Your task is to copy every line of the records below that contains "icon".

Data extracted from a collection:

------------------------------------

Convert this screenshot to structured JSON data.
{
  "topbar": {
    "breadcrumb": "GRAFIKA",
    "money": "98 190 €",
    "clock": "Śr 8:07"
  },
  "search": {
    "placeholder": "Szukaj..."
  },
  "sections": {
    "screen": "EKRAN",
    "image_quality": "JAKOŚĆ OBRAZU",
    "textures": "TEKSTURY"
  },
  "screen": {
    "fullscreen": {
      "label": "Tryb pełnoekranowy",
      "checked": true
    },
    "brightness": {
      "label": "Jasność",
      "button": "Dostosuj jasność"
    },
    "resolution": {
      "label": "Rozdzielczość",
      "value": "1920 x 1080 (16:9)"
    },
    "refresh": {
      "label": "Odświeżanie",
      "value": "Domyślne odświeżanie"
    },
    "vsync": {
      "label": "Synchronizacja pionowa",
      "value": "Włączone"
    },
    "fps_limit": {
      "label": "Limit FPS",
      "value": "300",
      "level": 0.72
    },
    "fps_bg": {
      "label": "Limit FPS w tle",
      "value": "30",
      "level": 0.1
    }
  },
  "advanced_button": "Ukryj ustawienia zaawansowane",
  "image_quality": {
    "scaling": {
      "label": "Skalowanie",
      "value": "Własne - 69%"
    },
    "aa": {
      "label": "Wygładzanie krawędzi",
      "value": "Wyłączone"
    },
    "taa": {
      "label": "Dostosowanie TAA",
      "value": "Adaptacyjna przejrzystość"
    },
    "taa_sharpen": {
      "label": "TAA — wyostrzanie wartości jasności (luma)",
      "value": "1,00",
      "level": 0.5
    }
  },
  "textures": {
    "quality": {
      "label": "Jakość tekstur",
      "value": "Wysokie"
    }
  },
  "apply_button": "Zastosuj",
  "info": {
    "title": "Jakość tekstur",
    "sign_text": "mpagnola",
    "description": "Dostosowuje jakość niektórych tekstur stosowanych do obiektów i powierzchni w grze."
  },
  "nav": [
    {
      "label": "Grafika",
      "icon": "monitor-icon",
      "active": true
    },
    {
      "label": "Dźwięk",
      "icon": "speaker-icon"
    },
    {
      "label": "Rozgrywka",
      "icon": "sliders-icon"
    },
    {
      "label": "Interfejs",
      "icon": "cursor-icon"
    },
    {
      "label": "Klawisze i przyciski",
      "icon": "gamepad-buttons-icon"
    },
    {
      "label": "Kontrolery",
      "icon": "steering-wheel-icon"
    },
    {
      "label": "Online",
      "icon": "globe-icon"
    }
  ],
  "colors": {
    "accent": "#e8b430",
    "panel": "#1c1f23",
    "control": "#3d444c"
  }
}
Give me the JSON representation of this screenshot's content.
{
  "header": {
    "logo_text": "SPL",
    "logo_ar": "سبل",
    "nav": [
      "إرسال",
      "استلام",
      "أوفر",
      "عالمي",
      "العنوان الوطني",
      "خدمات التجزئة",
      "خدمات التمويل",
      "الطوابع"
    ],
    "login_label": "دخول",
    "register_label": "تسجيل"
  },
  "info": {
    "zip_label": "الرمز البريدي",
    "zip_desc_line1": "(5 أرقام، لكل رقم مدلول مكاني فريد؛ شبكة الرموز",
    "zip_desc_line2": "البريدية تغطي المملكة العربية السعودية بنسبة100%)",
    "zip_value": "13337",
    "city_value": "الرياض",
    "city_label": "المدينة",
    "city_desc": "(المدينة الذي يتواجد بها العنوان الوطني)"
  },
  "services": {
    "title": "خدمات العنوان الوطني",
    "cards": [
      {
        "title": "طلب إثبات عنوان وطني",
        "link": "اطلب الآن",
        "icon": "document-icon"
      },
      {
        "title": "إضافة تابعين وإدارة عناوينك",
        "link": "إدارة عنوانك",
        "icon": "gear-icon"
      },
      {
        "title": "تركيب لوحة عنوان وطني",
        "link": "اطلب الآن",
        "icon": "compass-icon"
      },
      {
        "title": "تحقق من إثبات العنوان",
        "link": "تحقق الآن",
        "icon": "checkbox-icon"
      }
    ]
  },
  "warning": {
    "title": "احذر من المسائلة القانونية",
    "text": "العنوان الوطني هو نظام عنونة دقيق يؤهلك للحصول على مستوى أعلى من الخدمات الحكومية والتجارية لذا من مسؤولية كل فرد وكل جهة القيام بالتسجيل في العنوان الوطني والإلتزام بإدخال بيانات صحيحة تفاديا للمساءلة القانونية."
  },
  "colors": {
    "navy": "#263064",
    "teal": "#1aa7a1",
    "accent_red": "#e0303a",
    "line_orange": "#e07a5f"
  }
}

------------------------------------

Response area:
      "icon": "monitor-icon",
      "icon": "speaker-icon"
      "icon": "sliders-icon"
      "icon": "cursor-icon"
      "icon": "gamepad-buttons-icon"
      "icon": "steering-wheel-icon"
      "icon": "globe-icon"
        "icon": "document-icon"
        "icon": "gear-icon"
        "icon": "compass-icon"
        "icon": "checkbox-icon"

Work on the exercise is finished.